» PROVIDED INFORMATION:
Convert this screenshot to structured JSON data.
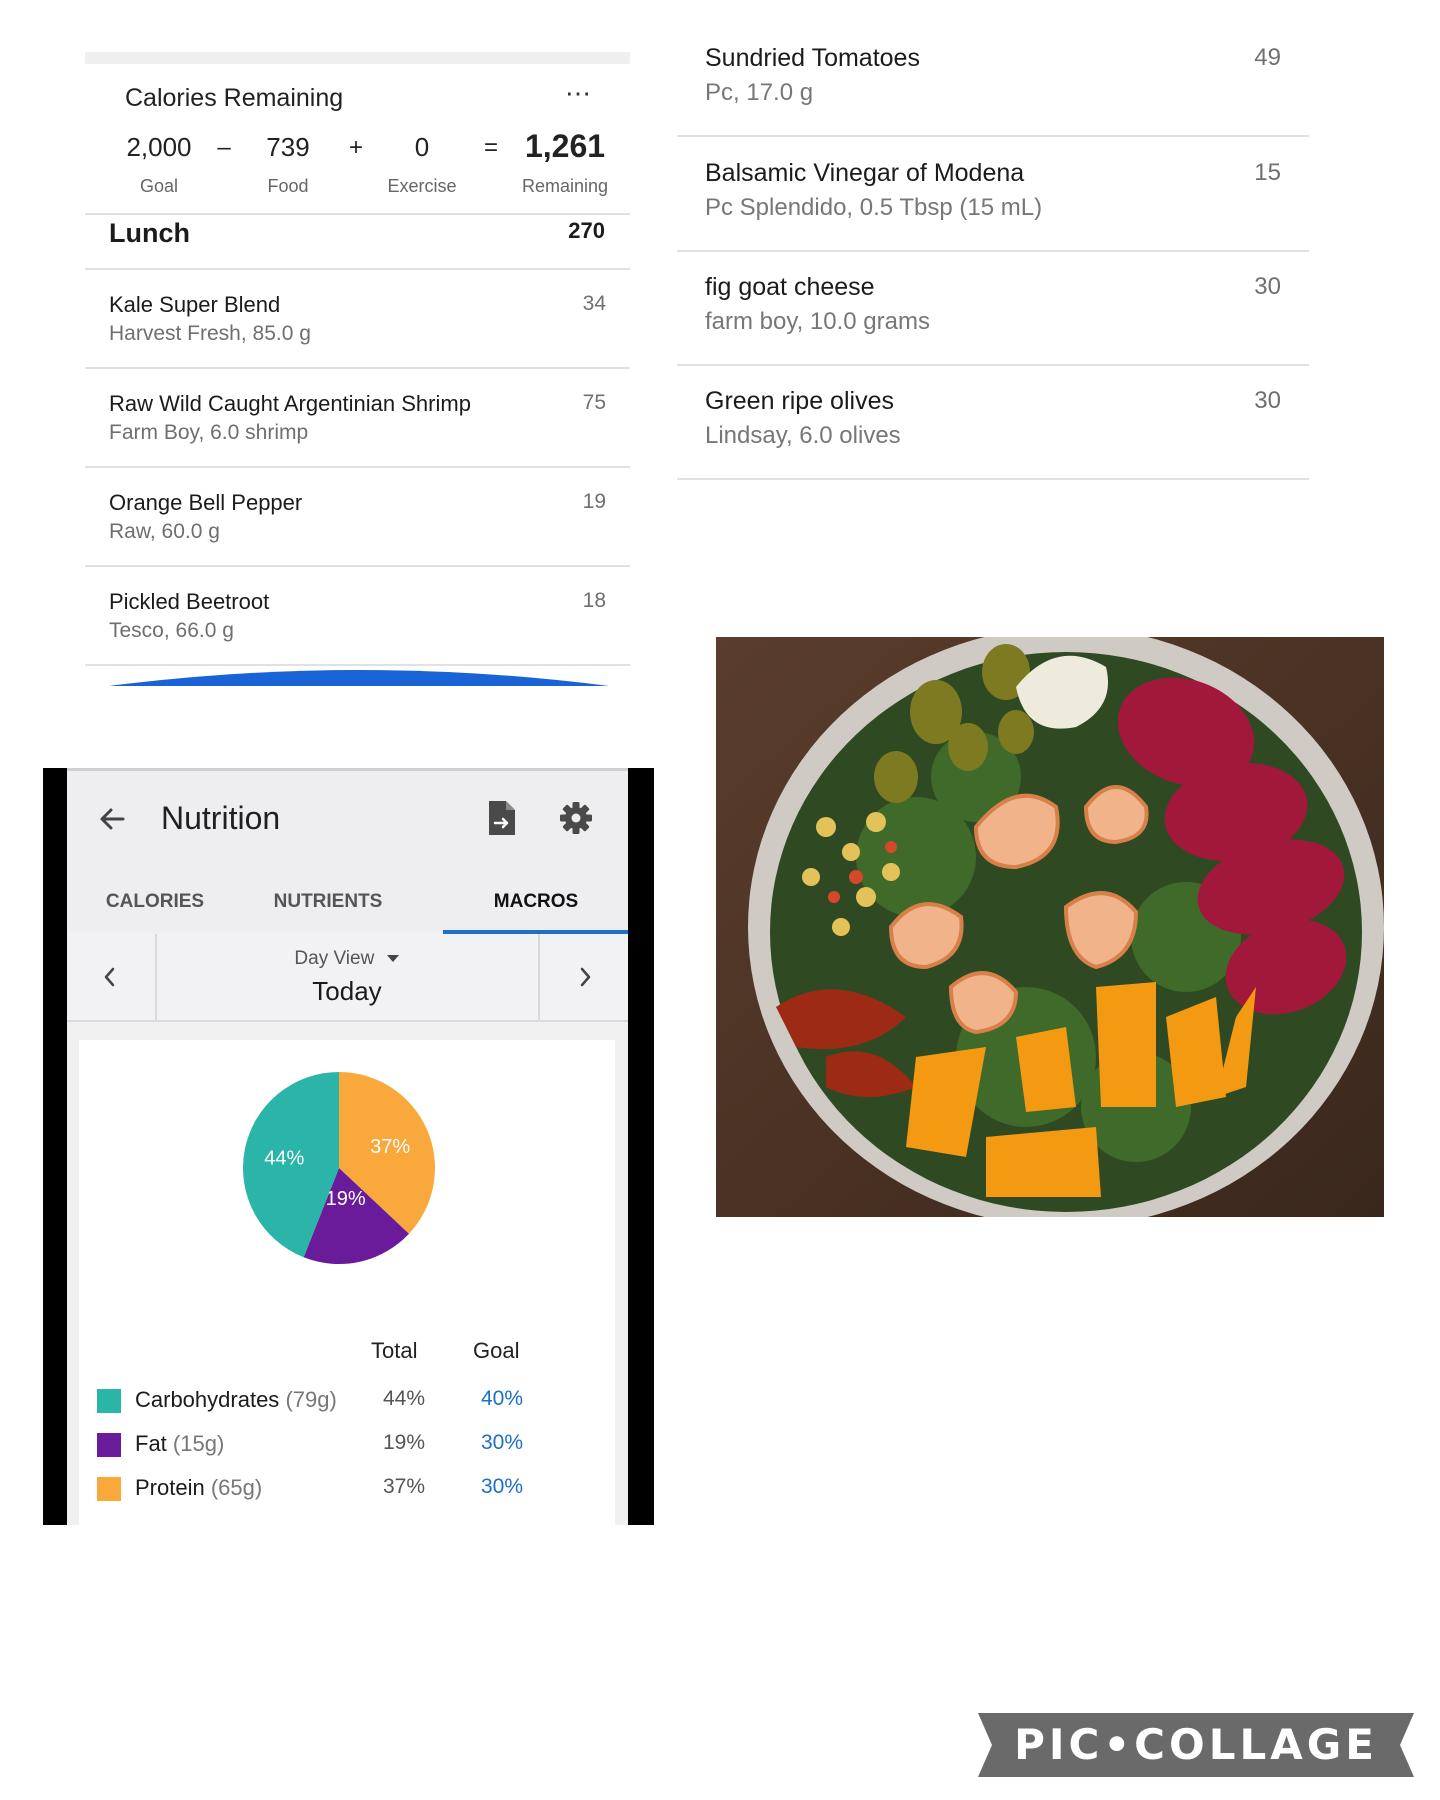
{
  "calories": {
    "title": "Calories Remaining",
    "more_icon": "⋯",
    "goal_value": "2,000",
    "goal_label": "Goal",
    "minus": "–",
    "food_value": "739",
    "food_label": "Food",
    "plus": "+",
    "exercise_value": "0",
    "exercise_label": "Exercise",
    "equals": "=",
    "remaining_value": "1,261",
    "remaining_label": "Remaining"
  },
  "lunch": {
    "title": "Lunch",
    "total": "270",
    "items": [
      {
        "name": "Kale Super Blend",
        "sub": "Harvest Fresh, 85.0 g",
        "cal": "34"
      },
      {
        "name": "Raw Wild Caught Argentinian Shrimp",
        "sub": "Farm Boy, 6.0 shrimp",
        "cal": "75"
      },
      {
        "name": "Orange Bell Pepper",
        "sub": "Raw, 60.0 g",
        "cal": "19"
      },
      {
        "name": "Pickled Beetroot",
        "sub": "Tesco, 66.0 g",
        "cal": "18"
      }
    ]
  },
  "more_items": [
    {
      "name": "Sundried Tomatoes",
      "sub": "Pc, 17.0 g",
      "cal": "49"
    },
    {
      "name": "Balsamic Vinegar of Modena",
      "sub": "Pc Splendido, 0.5 Tbsp (15 mL)",
      "cal": "15"
    },
    {
      "name": "fig goat cheese",
      "sub": "farm boy, 10.0 grams",
      "cal": "30"
    },
    {
      "name": "Green ripe olives",
      "sub": "Lindsay, 6.0 olives",
      "cal": "30"
    }
  ],
  "nutrition": {
    "title": "Nutrition",
    "icons": {
      "back": "arrow-left-icon",
      "report": "file-export-icon",
      "settings": "gear-icon"
    },
    "tabs": [
      "CALORIES",
      "NUTRIENTS",
      "MACROS"
    ],
    "active_tab": "MACROS",
    "day_view_label": "Day View",
    "date": "Today",
    "table_headers": {
      "total": "Total",
      "goal": "Goal"
    },
    "macros": [
      {
        "name": "Carbohydrates",
        "grams": "(79g)",
        "total": "44%",
        "goal": "40%",
        "color": "#2bb5a8"
      },
      {
        "name": "Fat",
        "grams": "(15g)",
        "total": "19%",
        "goal": "30%",
        "color": "#6a1b9a"
      },
      {
        "name": "Protein",
        "grams": "(65g)",
        "total": "37%",
        "goal": "30%",
        "color": "#f9a93b"
      }
    ],
    "accent_color": "#1d6fc8"
  },
  "chart_data": {
    "type": "pie",
    "categories": [
      "Carbohydrates",
      "Fat",
      "Protein"
    ],
    "values": [
      44,
      19,
      37
    ],
    "labels": [
      "44%",
      "19%",
      "37%"
    ],
    "colors": [
      "#2bb5a8",
      "#6a1b9a",
      "#f9a93b"
    ]
  },
  "watermark": "PIC•COLLAGE"
}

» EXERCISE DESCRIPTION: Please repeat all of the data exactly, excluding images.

» PROBLEM SOLUTION:
Convert this screenshot to structured JSON data.
{
  "calories": {
    "title": "Calories Remaining",
    "more_icon": "⋯",
    "goal_value": "2,000",
    "goal_label": "Goal",
    "minus": "–",
    "food_value": "739",
    "food_label": "Food",
    "plus": "+",
    "exercise_value": "0",
    "exercise_label": "Exercise",
    "equals": "=",
    "remaining_value": "1,261",
    "remaining_label": "Remaining"
  },
  "lunch": {
    "title": "Lunch",
    "total": "270",
    "items": [
      {
        "name": "Kale Super Blend",
        "sub": "Harvest Fresh, 85.0 g",
        "cal": "34"
      },
      {
        "name": "Raw Wild Caught Argentinian Shrimp",
        "sub": "Farm Boy, 6.0 shrimp",
        "cal": "75"
      },
      {
        "name": "Orange Bell Pepper",
        "sub": "Raw, 60.0 g",
        "cal": "19"
      },
      {
        "name": "Pickled Beetroot",
        "sub": "Tesco, 66.0 g",
        "cal": "18"
      }
    ]
  },
  "more_items": [
    {
      "name": "Sundried Tomatoes",
      "sub": "Pc, 17.0 g",
      "cal": "49"
    },
    {
      "name": "Balsamic Vinegar of Modena",
      "sub": "Pc Splendido, 0.5 Tbsp (15 mL)",
      "cal": "15"
    },
    {
      "name": "fig goat cheese",
      "sub": "farm boy, 10.0 grams",
      "cal": "30"
    },
    {
      "name": "Green ripe olives",
      "sub": "Lindsay, 6.0 olives",
      "cal": "30"
    }
  ],
  "nutrition": {
    "title": "Nutrition",
    "icons": {
      "back": "arrow-left-icon",
      "report": "file-export-icon",
      "settings": "gear-icon"
    },
    "tabs": [
      "CALORIES",
      "NUTRIENTS",
      "MACROS"
    ],
    "active_tab": "MACROS",
    "day_view_label": "Day View",
    "date": "Today",
    "table_headers": {
      "total": "Total",
      "goal": "Goal"
    },
    "macros": [
      {
        "name": "Carbohydrates",
        "grams": "(79g)",
        "total": "44%",
        "goal": "40%",
        "color": "#2bb5a8"
      },
      {
        "name": "Fat",
        "grams": "(15g)",
        "total": "19%",
        "goal": "30%",
        "color": "#6a1b9a"
      },
      {
        "name": "Protein",
        "grams": "(65g)",
        "total": "37%",
        "goal": "30%",
        "color": "#f9a93b"
      }
    ],
    "accent_color": "#1d6fc8"
  },
  "chart_data": {
    "type": "pie",
    "categories": [
      "Carbohydrates",
      "Fat",
      "Protein"
    ],
    "values": [
      44,
      19,
      37
    ],
    "labels": [
      "44%",
      "19%",
      "37%"
    ],
    "colors": [
      "#2bb5a8",
      "#6a1b9a",
      "#f9a93b"
    ]
  },
  "watermark": "PIC•COLLAGE"
}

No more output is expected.